Hidden forms of victimization in elementary students involved in bullying.


This study explored the possibility that bullies, victims of bullying, and bully-victims (i.e., youth who both perpetrate and are victims of bullying) are at increased risk for victimization in four other domains: conventional crime, child maltreatment, sexual victimization, and witnessing or indirect victimization. It also evaluated the extent to which victimization in these other domains enhances the prediction of internalizing problems. Participants were 689 fifth-grade students from an urban, ethnically diverse school district in the Northeast. Youth completed self- report measures about bullying involvement, victimization in the home and community, and internalizing problems. Bullies, victims, and bully-victims endorsed more victimization in other domains than students not involved in bullying in one of these capacities; bully-victims had the highest victimization rates overall. Further, although regression models showed that bullying involvement was related to greater internalizing problems, explanatory power was increased through the inclusion of other victimization forms. Findings highlight the need for comprehensive victimization assessment among students involved in bullying in any capacity.



Publication Date


Journal Title

School Psychology Review

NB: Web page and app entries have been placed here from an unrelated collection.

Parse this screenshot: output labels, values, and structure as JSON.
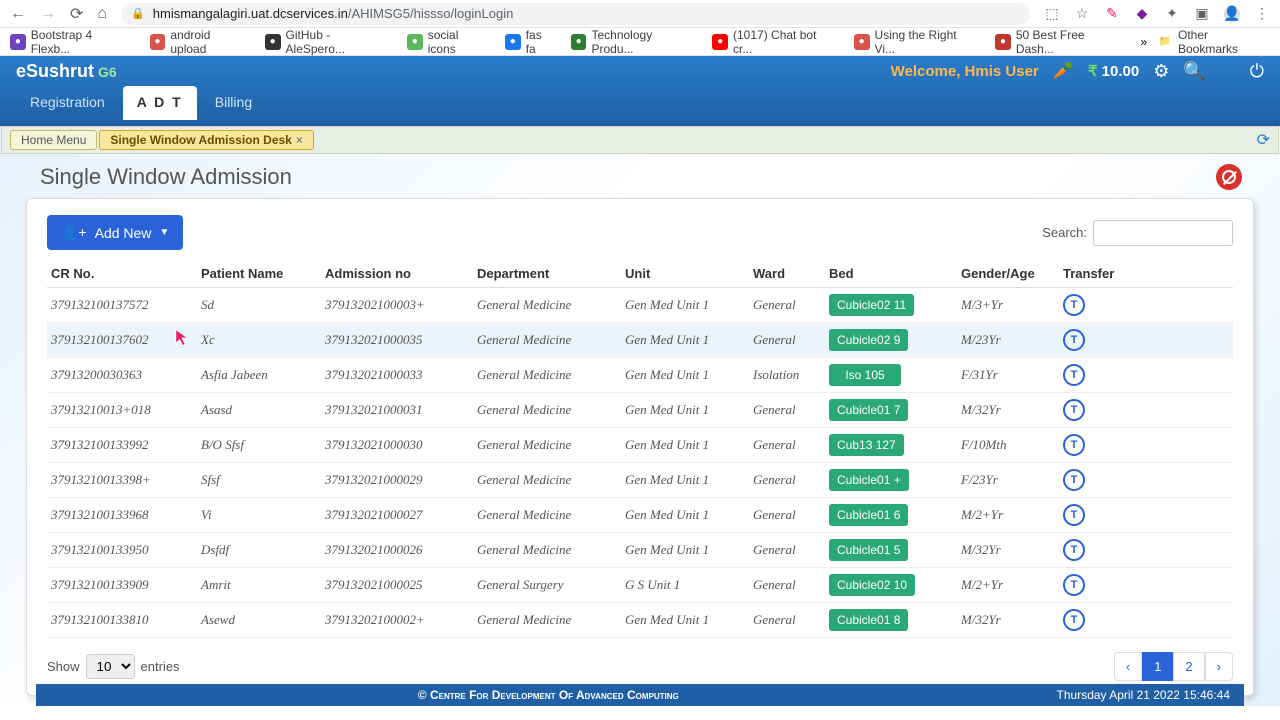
{
  "browser": {
    "url_host": "hmismangalagiri.uat.dcservices.in",
    "url_path": "/AHIMSG5/hissso/loginLogin",
    "bookmarks": [
      {
        "label": "Bootstrap 4 Flexb...",
        "color": "#6f42c1"
      },
      {
        "label": "android upload",
        "color": "#d9534f"
      },
      {
        "label": "GitHub - AleSpero...",
        "color": "#333"
      },
      {
        "label": "social icons",
        "color": "#5cb85c"
      },
      {
        "label": "fas fa",
        "color": "#1877f2"
      },
      {
        "label": "Technology Produ...",
        "color": "#2e7d32"
      },
      {
        "label": "(1017) Chat bot cr...",
        "color": "#ff0000"
      },
      {
        "label": "Using the Right Vi...",
        "color": "#d9534f"
      },
      {
        "label": "50 Best Free Dash...",
        "color": "#c0392b"
      }
    ],
    "other_bookmarks": "Other Bookmarks"
  },
  "header": {
    "brand": "eSushrut",
    "brand_suffix": "G6",
    "welcome": "Welcome, Hmis User",
    "amount": "10.00",
    "tabs": [
      "Registration",
      "A D T",
      "Billing"
    ],
    "active_tab": 1
  },
  "subtabs": {
    "home": "Home Menu",
    "active": "Single Window Admission Desk"
  },
  "page": {
    "title": "Single Window Admission",
    "add_new": "Add New",
    "search_label": "Search:",
    "show_label": "Show",
    "entries_label": "entries",
    "show_value": "10",
    "pages": [
      "1",
      "2"
    ],
    "active_page": 0
  },
  "table": {
    "headers": [
      "CR No.",
      "Patient Name",
      "Admission no",
      "Department",
      "Unit",
      "Ward",
      "Bed",
      "Gender/Age",
      "Transfer"
    ],
    "rows": [
      {
        "cr": "379132100137572",
        "name": "Sd",
        "adm": "37913202100003+",
        "dep": "General Medicine",
        "unit": "Gen Med Unit 1",
        "ward": "General",
        "bed": "Cubicle02 11",
        "ga": "M/3+Yr"
      },
      {
        "cr": "379132100137602",
        "name": "Xc",
        "adm": "379132021000035",
        "dep": "General Medicine",
        "unit": "Gen Med Unit 1",
        "ward": "General",
        "bed": "Cubicle02 9",
        "ga": "M/23Yr",
        "hover": true
      },
      {
        "cr": "37913200030363",
        "name": "Asfia Jabeen",
        "adm": "379132021000033",
        "dep": "General Medicine",
        "unit": "Gen Med Unit 1",
        "ward": "Isolation",
        "bed": "Iso 105",
        "ga": "F/31Yr"
      },
      {
        "cr": "37913210013+018",
        "name": "Asasd",
        "adm": "379132021000031",
        "dep": "General Medicine",
        "unit": "Gen Med Unit 1",
        "ward": "General",
        "bed": "Cubicle01 7",
        "ga": "M/32Yr"
      },
      {
        "cr": "379132100133992",
        "name": "B/O Sfsf",
        "adm": "379132021000030",
        "dep": "General Medicine",
        "unit": "Gen Med Unit 1",
        "ward": "General",
        "bed": "Cub13 127",
        "ga": "F/10Mth"
      },
      {
        "cr": "37913210013398+",
        "name": "Sfsf",
        "adm": "379132021000029",
        "dep": "General Medicine",
        "unit": "Gen Med Unit 1",
        "ward": "General",
        "bed": "Cubicle01 +",
        "ga": "F/23Yr"
      },
      {
        "cr": "379132100133968",
        "name": "Vi",
        "adm": "379132021000027",
        "dep": "General Medicine",
        "unit": "Gen Med Unit 1",
        "ward": "General",
        "bed": "Cubicle01 6",
        "ga": "M/2+Yr"
      },
      {
        "cr": "379132100133950",
        "name": "Dsfdf",
        "adm": "379132021000026",
        "dep": "General Medicine",
        "unit": "Gen Med Unit 1",
        "ward": "General",
        "bed": "Cubicle01 5",
        "ga": "M/32Yr"
      },
      {
        "cr": "379132100133909",
        "name": "Amrit",
        "adm": "379132021000025",
        "dep": "General Surgery",
        "unit": "G S Unit 1",
        "ward": "General",
        "bed": "Cubicle02 10",
        "ga": "M/2+Yr"
      },
      {
        "cr": "379132100133810",
        "name": "Asewd",
        "adm": "37913202100002+",
        "dep": "General Medicine",
        "unit": "Gen Med Unit 1",
        "ward": "General",
        "bed": "Cubicle01 8",
        "ga": "M/32Yr"
      }
    ]
  },
  "footer": {
    "copyright": "© Centre For Development Of Advanced Computing",
    "timestamp": "Thursday April 21 2022 15:46:44"
  }
}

National Association of School Psychologists.

Document Type



Copyright 2007 by the National Association of School Psychologists.